Gather your family together and ask, “What are your favorite foods/meals?” Based on all your family’s suggestions create a list of favorite meals. Write down each suggestion. I prefer to just have ideas instead of formal recipes. If you need recipes you can pull from them as well. You will probably have around 10 or so of meals you know your family likes and can be made easily. This is just a rough draft. Our goal is to have around 20-30 meals as ideas.
Charting Your Progress: “Favorite Meals” Lists
You can make your list a little more formal by writing down the recipe and where you can find it. I like to have my list on my Notes app. Use whatever form you are comfortable with to organize these recipes. You want this list to fit your family’s lifestyle. I like to have another list that includes ‘Special Favorites’ which require more time and ‘Recipes To Try’.
How to Use a Favorite Meals List
Set aside a certain time each week to meal plan, and mark this time on your calendar.

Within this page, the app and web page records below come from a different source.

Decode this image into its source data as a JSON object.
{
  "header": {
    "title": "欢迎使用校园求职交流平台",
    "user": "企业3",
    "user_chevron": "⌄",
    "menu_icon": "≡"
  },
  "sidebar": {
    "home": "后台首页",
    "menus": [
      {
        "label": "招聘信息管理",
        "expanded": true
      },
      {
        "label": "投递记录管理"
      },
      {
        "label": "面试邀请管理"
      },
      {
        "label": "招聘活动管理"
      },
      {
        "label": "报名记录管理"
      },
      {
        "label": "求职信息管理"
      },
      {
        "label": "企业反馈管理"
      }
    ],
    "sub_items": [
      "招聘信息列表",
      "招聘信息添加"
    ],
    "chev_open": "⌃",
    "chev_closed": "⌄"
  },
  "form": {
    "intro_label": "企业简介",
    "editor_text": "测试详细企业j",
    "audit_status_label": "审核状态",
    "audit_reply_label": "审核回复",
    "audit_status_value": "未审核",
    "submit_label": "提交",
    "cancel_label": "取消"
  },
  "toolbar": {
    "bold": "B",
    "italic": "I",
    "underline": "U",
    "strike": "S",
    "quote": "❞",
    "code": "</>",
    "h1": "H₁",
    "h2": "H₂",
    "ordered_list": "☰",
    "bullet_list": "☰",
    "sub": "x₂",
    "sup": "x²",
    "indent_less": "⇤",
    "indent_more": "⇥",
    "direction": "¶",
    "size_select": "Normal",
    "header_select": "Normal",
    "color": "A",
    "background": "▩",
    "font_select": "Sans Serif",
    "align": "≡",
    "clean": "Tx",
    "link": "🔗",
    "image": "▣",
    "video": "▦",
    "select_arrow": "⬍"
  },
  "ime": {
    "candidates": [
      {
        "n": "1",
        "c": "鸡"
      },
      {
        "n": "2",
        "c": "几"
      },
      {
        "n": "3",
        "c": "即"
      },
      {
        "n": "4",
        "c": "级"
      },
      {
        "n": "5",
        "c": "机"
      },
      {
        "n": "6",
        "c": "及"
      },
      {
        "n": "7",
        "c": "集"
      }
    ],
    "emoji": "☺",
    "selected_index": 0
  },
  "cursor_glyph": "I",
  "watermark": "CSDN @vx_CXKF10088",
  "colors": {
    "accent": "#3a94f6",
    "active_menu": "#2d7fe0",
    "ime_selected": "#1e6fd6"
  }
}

Keeping a schedule and having reminders on your phone or planner can help keep you accountable.
“X” Marks The Meal: Tips For Meal Mapping
Toss Time – Take about 10 minutes to clean up your frig and evaluate what you have. Pick a day to clean out the old items and leftovers from the week (I like Friday). Juice any leftover vegetables or fruits that might be on the verge of going bad. Jot down a few items you need at the store.
Pick the Proteins – Have plenty of protein in your freezer to pull from. While making your menu for the week use your on-hand proteins first. If you are planning a vegetarian meal write down what ingredients you will need.
Prep Time – Keep in mind your menu for the week, then spend a little time each day to prep. It only takes a few minutes. Choose to do this in the morning while in the kitchen making breakfast and lunches for the day. Or, complete a few steps the night before. Mentally this is a huge help. The motivation from simply getting the process started will help fuel you to continue a new habit. Mornings are a great time to toss something in the crockpot… use that pot roast from the freezer with bone broth and vegetables on hand.
Veggies are Essential – Keep several dark leafy greens like broccoli, asparagus, and a big bowl of salad greens. Have vegetables on hand to roast, sauté, or have raw. Great options are carrots, beets, cucumbers, zucchini, or sweet potatoes. Also, keep organic frozen vegetables in the freezer just in case you don’t have fresh. Options are always the best way to keep us from take-out! I love getting my seasonal vegetables from my backyard and my CSA Urban Roots.
Spice it up! – A few of my favorite herbs and spices are Garlic, Himalayan Sea Salt, Celtic Sea Salt, Parsley, Ceylon Cinnamon, Nutmeg, Vanilla, Ginger, Basil. My go-to is All Purpose/All Natural Seasoning from US Wellness Meats. Some great options for fats are Ghee, Coconut Oil, Extra-Virgin Olive Oil, Olive Oil, Avocado Oil, and Sesame Oil. Experiment with new flavors to add a little spice to your menu.
Keep it Simple – Enjoy the process and be mindful. Try not to make your meals complicated. Don’t try too many new things. Maybe try a new recipe over the weekend and not try a bunch of new things during a busy week.
Always have a Back-up Plan – Try and have a back-up plan that does not include going out. Something you can make easy when things get chaotic. Freezer meals, homemade soups, leftovers are all great choices.
Have your family get involved – When time is tight, have your family all come together to help make and clean up the meal. Everyone that is capable should have a job. It can get finished a lot quicker and learning skills in the kitchen is always beneficial.
Healing Through Community and Support,
Brandy Lane Hickman, NBHWC
2B Well Integrative Health Collaborative, Owner Inspired Nutrition, National Board Certified Health Coach, Living Light
Board President, Missouri Nutrition Alliance Non-Profit